Start of LISTED RECORDS

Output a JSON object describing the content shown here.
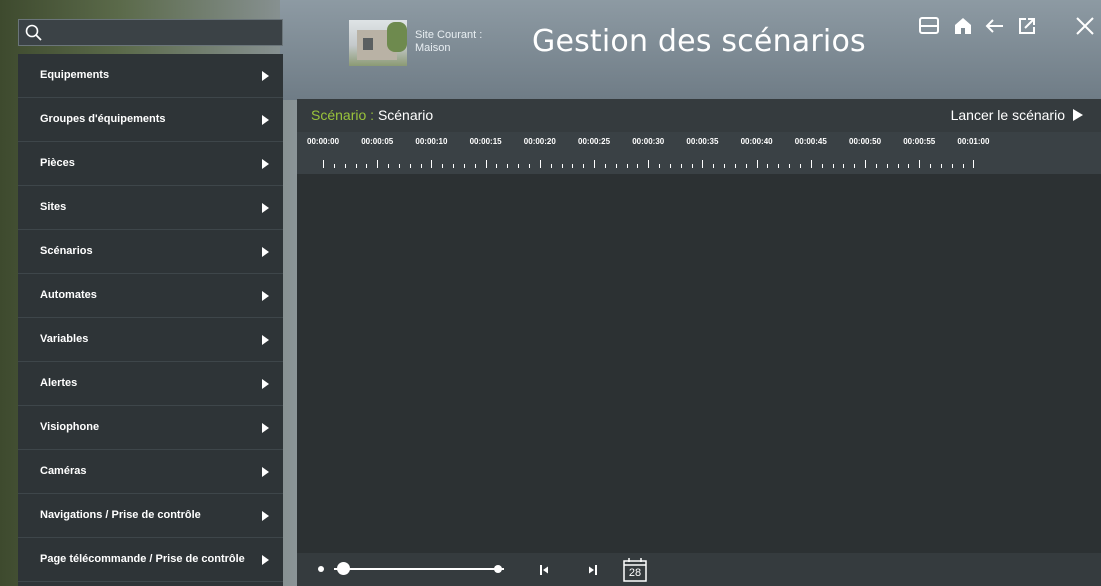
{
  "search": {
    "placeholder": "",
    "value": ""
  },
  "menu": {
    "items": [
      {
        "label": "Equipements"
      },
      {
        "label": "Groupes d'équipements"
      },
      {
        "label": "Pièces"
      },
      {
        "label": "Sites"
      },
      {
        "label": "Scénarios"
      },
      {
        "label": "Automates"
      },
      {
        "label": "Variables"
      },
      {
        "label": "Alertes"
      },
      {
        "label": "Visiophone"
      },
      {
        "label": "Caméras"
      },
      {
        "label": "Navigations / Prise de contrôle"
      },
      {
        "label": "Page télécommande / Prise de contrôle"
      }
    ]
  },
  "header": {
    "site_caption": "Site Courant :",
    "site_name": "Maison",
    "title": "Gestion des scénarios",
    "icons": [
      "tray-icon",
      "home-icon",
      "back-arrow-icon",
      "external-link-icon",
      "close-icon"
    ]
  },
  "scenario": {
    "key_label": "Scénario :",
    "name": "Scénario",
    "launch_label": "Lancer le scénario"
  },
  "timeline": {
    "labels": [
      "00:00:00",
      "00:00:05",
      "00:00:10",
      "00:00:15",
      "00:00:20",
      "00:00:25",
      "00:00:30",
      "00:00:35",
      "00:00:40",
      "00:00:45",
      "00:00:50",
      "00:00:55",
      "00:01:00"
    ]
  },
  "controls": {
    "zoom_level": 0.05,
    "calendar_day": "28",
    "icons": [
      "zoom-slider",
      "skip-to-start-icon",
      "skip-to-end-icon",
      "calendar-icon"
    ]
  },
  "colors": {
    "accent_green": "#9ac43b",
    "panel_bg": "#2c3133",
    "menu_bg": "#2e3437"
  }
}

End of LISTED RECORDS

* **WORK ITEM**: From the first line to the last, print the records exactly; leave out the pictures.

* **WRITTEN ANSWER**:
Output a JSON object describing the content shown here.
{
  "search": {
    "placeholder": "",
    "value": ""
  },
  "menu": {
    "items": [
      {
        "label": "Equipements"
      },
      {
        "label": "Groupes d'équipements"
      },
      {
        "label": "Pièces"
      },
      {
        "label": "Sites"
      },
      {
        "label": "Scénarios"
      },
      {
        "label": "Automates"
      },
      {
        "label": "Variables"
      },
      {
        "label": "Alertes"
      },
      {
        "label": "Visiophone"
      },
      {
        "label": "Caméras"
      },
      {
        "label": "Navigations / Prise de contrôle"
      },
      {
        "label": "Page télécommande / Prise de contrôle"
      }
    ]
  },
  "header": {
    "site_caption": "Site Courant :",
    "site_name": "Maison",
    "title": "Gestion des scénarios",
    "icons": [
      "tray-icon",
      "home-icon",
      "back-arrow-icon",
      "external-link-icon",
      "close-icon"
    ]
  },
  "scenario": {
    "key_label": "Scénario :",
    "name": "Scénario",
    "launch_label": "Lancer le scénario"
  },
  "timeline": {
    "labels": [
      "00:00:00",
      "00:00:05",
      "00:00:10",
      "00:00:15",
      "00:00:20",
      "00:00:25",
      "00:00:30",
      "00:00:35",
      "00:00:40",
      "00:00:45",
      "00:00:50",
      "00:00:55",
      "00:01:00"
    ]
  },
  "controls": {
    "zoom_level": 0.05,
    "calendar_day": "28",
    "icons": [
      "zoom-slider",
      "skip-to-start-icon",
      "skip-to-end-icon",
      "calendar-icon"
    ]
  },
  "colors": {
    "accent_green": "#9ac43b",
    "panel_bg": "#2c3133",
    "menu_bg": "#2e3437"
  }
}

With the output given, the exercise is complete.